BEGIN Input data

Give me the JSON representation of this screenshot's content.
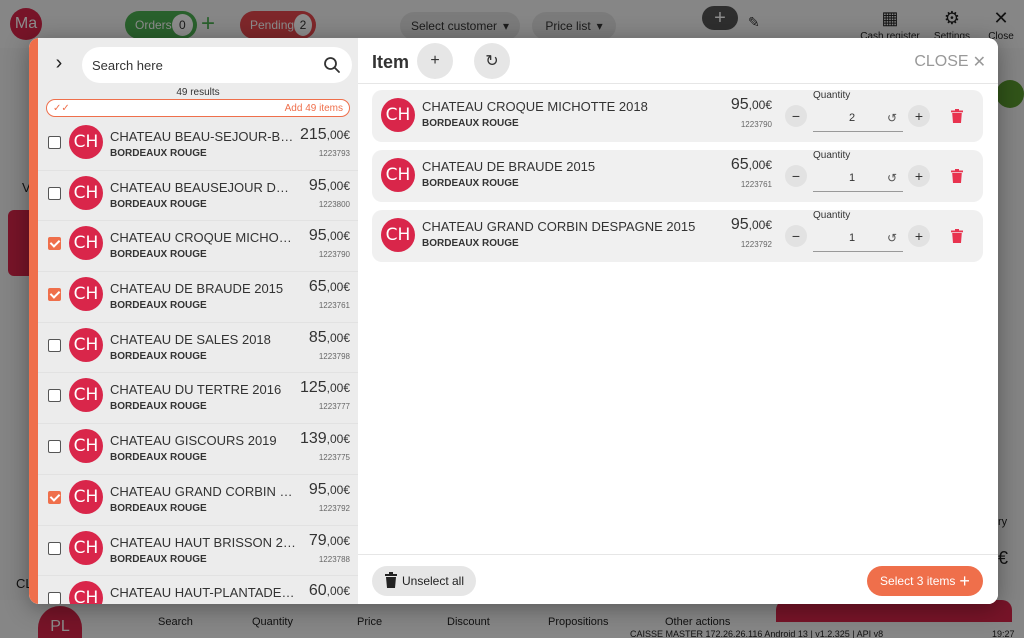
{
  "background": {
    "avatar_initials": "Ma",
    "orders_label": "Orders",
    "orders_count": "0",
    "pending_label": "Pending",
    "pending_count": "2",
    "select_customer": "Select customer",
    "price_list": "Price list",
    "cash_register": "Cash register",
    "settings": "Settings",
    "close": "Close",
    "left_label": "V",
    "left_bottom_label": "CL",
    "right_label_ry": "ry",
    "right_euro": "€",
    "bottom_avatar": "PL",
    "nav": [
      "Search",
      "Quantity",
      "Price",
      "Discount",
      "Propositions",
      "Other actions"
    ],
    "status": "CAISSE MASTER   172.26.26.116   Android 13 | v1.2.325 | API v8",
    "time": "19:27"
  },
  "left": {
    "search_placeholder": "Search here",
    "results": "49 results",
    "add_all": "Add 49 items",
    "items": [
      {
        "initials": "CH",
        "name": "CHATEAU BEAU-SEJOUR-BECOT ...",
        "category": "BORDEAUX ROUGE",
        "price_int": "215",
        "price_dec": ",00€",
        "sku": "1223793",
        "selected": false
      },
      {
        "initials": "CH",
        "name": "CHATEAU BEAUSEJOUR DE BON...",
        "category": "BORDEAUX ROUGE",
        "price_int": "95",
        "price_dec": ",00€",
        "sku": "1223800",
        "selected": false
      },
      {
        "initials": "CH",
        "name": "CHATEAU CROQUE MICHOTTE 2...",
        "category": "BORDEAUX ROUGE",
        "price_int": "95",
        "price_dec": ",00€",
        "sku": "1223790",
        "selected": true
      },
      {
        "initials": "CH",
        "name": "CHATEAU DE BRAUDE 2015",
        "category": "BORDEAUX ROUGE",
        "price_int": "65",
        "price_dec": ",00€",
        "sku": "1223761",
        "selected": true
      },
      {
        "initials": "CH",
        "name": "CHATEAU DE SALES 2018",
        "category": "BORDEAUX ROUGE",
        "price_int": "85",
        "price_dec": ",00€",
        "sku": "1223798",
        "selected": false
      },
      {
        "initials": "CH",
        "name": "CHATEAU DU TERTRE 2016",
        "category": "BORDEAUX ROUGE",
        "price_int": "125",
        "price_dec": ",00€",
        "sku": "1223777",
        "selected": false
      },
      {
        "initials": "CH",
        "name": "CHATEAU GISCOURS 2019",
        "category": "BORDEAUX ROUGE",
        "price_int": "139",
        "price_dec": ",00€",
        "sku": "1223775",
        "selected": false
      },
      {
        "initials": "CH",
        "name": "CHATEAU GRAND CORBIN DESP...",
        "category": "BORDEAUX ROUGE",
        "price_int": "95",
        "price_dec": ",00€",
        "sku": "1223792",
        "selected": true
      },
      {
        "initials": "CH",
        "name": "CHATEAU HAUT BRISSON 2019",
        "category": "BORDEAUX ROUGE",
        "price_int": "79",
        "price_dec": ",00€",
        "sku": "1223788",
        "selected": false
      },
      {
        "initials": "CH",
        "name": "CHATEAU HAUT-PLANTADE 2016",
        "category": "BORDEAUX ROUGE",
        "price_int": "60",
        "price_dec": ",00€",
        "sku": "",
        "selected": false
      }
    ]
  },
  "right": {
    "title": "Item",
    "close_label": "CLOSE",
    "qty_label": "Quantity",
    "items": [
      {
        "initials": "CH",
        "name": "CHATEAU CROQUE MICHOTTE 2018",
        "category": "BORDEAUX ROUGE",
        "price_int": "95",
        "price_dec": ",00€",
        "sku": "1223790",
        "quantity": "2"
      },
      {
        "initials": "CH",
        "name": "CHATEAU DE BRAUDE 2015",
        "category": "BORDEAUX ROUGE",
        "price_int": "65",
        "price_dec": ",00€",
        "sku": "1223761",
        "quantity": "1"
      },
      {
        "initials": "CH",
        "name": "CHATEAU GRAND CORBIN DESPAGNE 2015",
        "category": "BORDEAUX ROUGE",
        "price_int": "95",
        "price_dec": ",00€",
        "sku": "1223792",
        "quantity": "1"
      }
    ],
    "unselect_all": "Unselect all",
    "select_items": "Select 3 items"
  },
  "colors": {
    "accent": "#ef6f4b",
    "brand": "#d9264a",
    "delete": "#e8334f"
  }
}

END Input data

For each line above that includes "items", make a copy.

**Written response:**
    "add_all": "Add 49 items",
    "items": [
    "items": [
    "select_items": "Select 3 items"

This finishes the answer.